Is there any relation between refractive index and polarization?
I am suggesting that there will not necessarily be an angle at which the horizontal vector is ever zero for a birefringent substance. This would be because there are two Brewster angles involved potentially (depending on the actual direction of arrival of the incident ray..It may be, sure.
The Brewster angle will have a range of values, depending of the orientation of the normal to the optic axis of the crystal.
Maybe this is what you mean by "Brewster angles are different"? But for each orientation the reflection coefficient for one polarization become zero at the Brewster angle for that orientation. I think that this does not change.
Would it be possible for you to translate that article into a few words - just relating to the question? I tried to stagger through it but failed to pick up the important arm waving bit that I needed i.e. to say whether or not the brewster angle would be different for different arrival azimuths? I think that is implied but can't be sure.The Fresnel equations for isotropic-anisotropic, anisotropic-isotropic, etc. interfaces are given here:
It looks like you have to pay to see that.(?)

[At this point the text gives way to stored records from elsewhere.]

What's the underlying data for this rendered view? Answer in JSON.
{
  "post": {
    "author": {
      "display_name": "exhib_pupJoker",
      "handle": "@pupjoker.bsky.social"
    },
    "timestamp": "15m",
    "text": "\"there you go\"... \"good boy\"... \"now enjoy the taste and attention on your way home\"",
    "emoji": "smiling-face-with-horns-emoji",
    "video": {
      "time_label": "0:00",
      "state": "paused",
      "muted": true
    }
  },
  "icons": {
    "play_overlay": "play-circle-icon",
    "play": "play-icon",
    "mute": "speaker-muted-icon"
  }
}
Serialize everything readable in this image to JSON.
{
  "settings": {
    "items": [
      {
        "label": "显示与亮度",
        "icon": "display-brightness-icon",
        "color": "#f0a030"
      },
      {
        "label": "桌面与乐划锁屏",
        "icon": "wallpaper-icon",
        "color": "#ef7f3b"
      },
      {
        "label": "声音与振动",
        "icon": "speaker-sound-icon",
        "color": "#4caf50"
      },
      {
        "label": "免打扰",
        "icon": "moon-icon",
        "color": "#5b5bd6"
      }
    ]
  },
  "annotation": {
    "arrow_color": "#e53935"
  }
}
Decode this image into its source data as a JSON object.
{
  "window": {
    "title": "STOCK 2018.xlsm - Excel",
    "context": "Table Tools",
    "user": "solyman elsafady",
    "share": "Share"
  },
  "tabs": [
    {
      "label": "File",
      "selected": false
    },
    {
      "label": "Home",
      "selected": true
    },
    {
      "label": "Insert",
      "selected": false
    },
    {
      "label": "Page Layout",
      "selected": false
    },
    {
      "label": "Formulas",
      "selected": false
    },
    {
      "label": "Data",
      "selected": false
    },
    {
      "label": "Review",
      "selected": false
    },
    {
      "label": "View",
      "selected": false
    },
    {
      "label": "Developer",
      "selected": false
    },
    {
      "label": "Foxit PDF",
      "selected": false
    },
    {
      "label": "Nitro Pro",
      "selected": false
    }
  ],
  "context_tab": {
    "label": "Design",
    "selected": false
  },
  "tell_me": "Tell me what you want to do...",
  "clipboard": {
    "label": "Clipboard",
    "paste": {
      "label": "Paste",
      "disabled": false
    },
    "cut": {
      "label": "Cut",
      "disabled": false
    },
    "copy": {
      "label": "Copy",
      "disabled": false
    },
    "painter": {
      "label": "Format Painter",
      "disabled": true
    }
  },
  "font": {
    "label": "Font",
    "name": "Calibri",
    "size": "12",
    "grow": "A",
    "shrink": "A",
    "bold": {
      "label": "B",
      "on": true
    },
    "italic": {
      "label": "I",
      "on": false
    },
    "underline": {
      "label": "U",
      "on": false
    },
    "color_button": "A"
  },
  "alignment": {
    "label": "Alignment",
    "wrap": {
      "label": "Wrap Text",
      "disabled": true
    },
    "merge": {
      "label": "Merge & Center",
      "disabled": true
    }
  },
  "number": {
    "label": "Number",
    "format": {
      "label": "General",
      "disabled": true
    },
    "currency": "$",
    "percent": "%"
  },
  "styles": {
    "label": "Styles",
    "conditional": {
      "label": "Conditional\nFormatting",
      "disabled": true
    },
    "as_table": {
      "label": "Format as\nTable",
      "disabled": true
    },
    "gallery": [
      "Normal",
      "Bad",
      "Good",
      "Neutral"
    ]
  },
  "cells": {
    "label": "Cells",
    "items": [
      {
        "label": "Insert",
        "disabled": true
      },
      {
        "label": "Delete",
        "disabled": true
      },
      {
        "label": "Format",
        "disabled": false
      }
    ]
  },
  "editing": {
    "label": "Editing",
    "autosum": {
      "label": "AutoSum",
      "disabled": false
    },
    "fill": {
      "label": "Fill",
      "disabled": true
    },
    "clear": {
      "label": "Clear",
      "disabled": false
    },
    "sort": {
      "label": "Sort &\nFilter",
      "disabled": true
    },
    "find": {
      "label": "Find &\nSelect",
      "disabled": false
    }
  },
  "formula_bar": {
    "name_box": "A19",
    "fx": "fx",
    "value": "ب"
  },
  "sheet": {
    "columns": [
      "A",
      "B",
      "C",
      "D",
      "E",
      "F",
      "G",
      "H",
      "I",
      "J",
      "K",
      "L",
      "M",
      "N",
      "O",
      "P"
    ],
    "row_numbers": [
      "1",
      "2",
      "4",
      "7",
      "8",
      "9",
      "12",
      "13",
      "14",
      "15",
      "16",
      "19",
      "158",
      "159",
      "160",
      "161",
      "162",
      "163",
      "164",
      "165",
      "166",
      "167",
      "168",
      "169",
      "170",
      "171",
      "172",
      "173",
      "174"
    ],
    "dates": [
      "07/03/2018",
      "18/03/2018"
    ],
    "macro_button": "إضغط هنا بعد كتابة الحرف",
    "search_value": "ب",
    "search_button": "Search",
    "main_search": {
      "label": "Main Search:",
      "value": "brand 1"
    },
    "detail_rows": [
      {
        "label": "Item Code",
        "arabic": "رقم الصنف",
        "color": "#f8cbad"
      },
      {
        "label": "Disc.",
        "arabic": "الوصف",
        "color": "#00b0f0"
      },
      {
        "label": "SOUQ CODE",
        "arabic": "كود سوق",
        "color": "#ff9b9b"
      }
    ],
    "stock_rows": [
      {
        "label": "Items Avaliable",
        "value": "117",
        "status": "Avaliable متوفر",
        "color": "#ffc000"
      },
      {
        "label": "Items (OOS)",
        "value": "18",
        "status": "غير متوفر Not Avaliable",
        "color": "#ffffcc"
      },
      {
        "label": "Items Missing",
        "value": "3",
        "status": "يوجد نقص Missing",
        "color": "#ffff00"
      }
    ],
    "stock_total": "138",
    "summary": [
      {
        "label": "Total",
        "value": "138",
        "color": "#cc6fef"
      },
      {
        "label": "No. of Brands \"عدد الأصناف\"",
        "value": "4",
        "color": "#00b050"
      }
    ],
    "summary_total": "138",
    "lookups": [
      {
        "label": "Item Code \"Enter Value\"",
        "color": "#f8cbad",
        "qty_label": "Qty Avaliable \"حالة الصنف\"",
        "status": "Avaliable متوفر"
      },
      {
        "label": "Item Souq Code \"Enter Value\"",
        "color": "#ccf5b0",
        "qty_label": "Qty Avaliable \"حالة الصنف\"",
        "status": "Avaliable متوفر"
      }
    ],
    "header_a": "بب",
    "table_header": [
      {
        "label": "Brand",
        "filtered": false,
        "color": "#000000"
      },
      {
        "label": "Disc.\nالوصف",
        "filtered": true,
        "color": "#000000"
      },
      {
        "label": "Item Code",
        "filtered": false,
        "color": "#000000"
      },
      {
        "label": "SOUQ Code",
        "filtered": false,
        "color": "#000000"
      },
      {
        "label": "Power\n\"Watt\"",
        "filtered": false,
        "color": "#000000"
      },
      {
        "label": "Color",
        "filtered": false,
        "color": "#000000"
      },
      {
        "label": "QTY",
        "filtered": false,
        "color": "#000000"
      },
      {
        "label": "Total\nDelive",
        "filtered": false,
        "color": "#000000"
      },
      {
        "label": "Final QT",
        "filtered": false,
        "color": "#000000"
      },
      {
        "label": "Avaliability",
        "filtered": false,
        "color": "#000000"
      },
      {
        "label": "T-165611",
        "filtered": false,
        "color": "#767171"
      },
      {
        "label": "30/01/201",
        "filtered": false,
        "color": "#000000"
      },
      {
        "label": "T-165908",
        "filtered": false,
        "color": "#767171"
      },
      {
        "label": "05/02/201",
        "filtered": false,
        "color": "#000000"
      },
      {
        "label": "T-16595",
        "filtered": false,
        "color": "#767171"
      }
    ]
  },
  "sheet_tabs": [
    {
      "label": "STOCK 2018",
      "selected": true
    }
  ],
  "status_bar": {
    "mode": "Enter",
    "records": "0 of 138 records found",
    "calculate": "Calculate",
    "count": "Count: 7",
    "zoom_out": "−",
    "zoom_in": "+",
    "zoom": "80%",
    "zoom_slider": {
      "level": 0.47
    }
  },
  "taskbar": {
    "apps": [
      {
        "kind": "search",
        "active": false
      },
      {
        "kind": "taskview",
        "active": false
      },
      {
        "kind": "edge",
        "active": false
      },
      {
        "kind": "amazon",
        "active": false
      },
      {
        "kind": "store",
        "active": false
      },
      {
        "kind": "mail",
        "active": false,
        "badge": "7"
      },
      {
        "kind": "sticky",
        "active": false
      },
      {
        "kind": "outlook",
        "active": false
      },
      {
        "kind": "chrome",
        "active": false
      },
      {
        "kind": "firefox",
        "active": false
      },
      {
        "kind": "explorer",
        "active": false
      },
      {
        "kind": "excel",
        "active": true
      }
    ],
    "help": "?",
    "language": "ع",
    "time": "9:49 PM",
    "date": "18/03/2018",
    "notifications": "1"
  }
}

You are welcome.Thanks for the other link, nasu. It's kind of bizarre: there's no discussion either in Born and Wolf or the Handbook of Optics (although there's a claim in vol. 4, 2.19 that the equations are present 'elsewhere in this Handbook'), even though there are detailed models of birefringent devices that use reflection: Nicol prisms, etc.